A1: They grow too big for that size bowl.
Me: At which point I would get them a larger one.
A1: I wouldn't recommend that.
Me: So I am trying to make a purchase in your store, and twice now you've told me no and recommended I buy something I don't want?
Associate 2: She's not saying no. We just recommend that you get the betta not the goldfish.
A2: The goldish can live a really long time, like twenty years.
Me: . (What, I look like I won't last twenty fucking years?)
A2: They produce a lot of waste.
A2: They keep growing. They get too big. They'll outgrow their bowl and then people--
Me: --and then I would put them into a bigger tank. Why are you making this so hard?
A1 and A2: We're not saying you can't--
Me: Yes. You are.
A1 and A2: We're just recommending--
Me: I didn't ask for your recommendation. I asked for two of these (fucking) goldfish (you fucking nitwits). Have you ever heard of something called customer service? It does not consist of arguing with the customer over what he or she wants.
A1/A2: We're not--
Me: Have yourselves a really nice (fucking) day.
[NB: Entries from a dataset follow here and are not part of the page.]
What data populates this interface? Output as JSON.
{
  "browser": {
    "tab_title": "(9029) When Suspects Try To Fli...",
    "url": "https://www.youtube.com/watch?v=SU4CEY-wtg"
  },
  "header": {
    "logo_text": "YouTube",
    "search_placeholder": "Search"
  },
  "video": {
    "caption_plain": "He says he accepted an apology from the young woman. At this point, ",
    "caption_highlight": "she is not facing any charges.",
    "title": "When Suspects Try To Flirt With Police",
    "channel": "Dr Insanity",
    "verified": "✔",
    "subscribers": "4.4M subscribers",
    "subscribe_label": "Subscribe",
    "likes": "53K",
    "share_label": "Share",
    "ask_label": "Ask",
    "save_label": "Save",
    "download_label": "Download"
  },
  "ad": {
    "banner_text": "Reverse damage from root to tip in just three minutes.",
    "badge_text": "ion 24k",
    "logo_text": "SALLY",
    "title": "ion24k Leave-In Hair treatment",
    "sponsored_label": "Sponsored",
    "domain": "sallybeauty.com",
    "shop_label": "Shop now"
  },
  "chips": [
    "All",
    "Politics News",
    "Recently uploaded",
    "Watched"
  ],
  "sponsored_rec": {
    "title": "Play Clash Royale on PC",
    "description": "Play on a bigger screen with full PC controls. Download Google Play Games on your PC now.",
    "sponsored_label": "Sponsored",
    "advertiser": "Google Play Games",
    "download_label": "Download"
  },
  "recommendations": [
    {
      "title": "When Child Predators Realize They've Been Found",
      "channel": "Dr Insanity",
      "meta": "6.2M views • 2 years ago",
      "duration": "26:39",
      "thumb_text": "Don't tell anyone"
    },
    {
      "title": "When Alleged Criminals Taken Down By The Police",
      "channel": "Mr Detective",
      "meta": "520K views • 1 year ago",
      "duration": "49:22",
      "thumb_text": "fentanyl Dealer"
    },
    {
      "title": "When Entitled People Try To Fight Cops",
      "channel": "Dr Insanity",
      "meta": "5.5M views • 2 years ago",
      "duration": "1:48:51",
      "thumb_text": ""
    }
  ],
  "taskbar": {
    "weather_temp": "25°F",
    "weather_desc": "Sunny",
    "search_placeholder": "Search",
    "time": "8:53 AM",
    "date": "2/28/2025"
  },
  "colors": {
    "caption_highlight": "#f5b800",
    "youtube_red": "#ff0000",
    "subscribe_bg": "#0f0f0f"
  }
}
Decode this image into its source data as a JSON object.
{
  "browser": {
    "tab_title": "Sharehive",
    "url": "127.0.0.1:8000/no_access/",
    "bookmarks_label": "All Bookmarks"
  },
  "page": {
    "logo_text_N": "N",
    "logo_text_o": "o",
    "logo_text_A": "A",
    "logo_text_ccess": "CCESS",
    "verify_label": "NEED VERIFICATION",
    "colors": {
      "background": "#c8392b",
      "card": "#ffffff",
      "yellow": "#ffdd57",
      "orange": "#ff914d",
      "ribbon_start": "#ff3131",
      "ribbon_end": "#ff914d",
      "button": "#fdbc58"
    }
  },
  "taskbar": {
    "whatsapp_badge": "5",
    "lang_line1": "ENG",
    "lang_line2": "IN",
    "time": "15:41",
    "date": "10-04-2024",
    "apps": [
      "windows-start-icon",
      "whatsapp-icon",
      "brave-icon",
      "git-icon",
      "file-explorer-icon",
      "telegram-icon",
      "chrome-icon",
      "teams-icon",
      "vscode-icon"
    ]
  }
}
(Parenthetical comments were amazingly kept inside my head and did not pass through my mouth.)
I asked at the register for a manager. What I asked was, Is there a manager around? I asked nicely. The cashier nodded and said, Uh-huh.
I gave her the look that said Would you like to kindly jump out of the way of this train wreck barreling down upon us or shall I shove you to safety for your own good even though you do not deserve it? She pointed.
The manager, when I started explaining the nature of my attempted purchase, interrupted with How big is your tank? Two gallons, I said. We don't recommend two goldfish for that size tank, she said. Do you want one goldfish?
I took a breath. Shouldn't the question--the question you should be asking, the question they should have asked--should not the question be, Would you like a bigger tank to better accommodate the two goldfish you are purchasing today?
We really don't recommend--
I walked out. I retrieved the small hatchet I keep under my passenger seat. I went back inside and smashed, one after the other, sixteen fish tanks. Goldfish, guppies, neons, angelfish--so lucky to already be angels--and then swept a good half-dozen betta bowls from their shelf, dazed, morose betta barely flicking their beady eyes. I pointed into the slapping writhe and asked A2 to please fetch me two fantails from the puddle.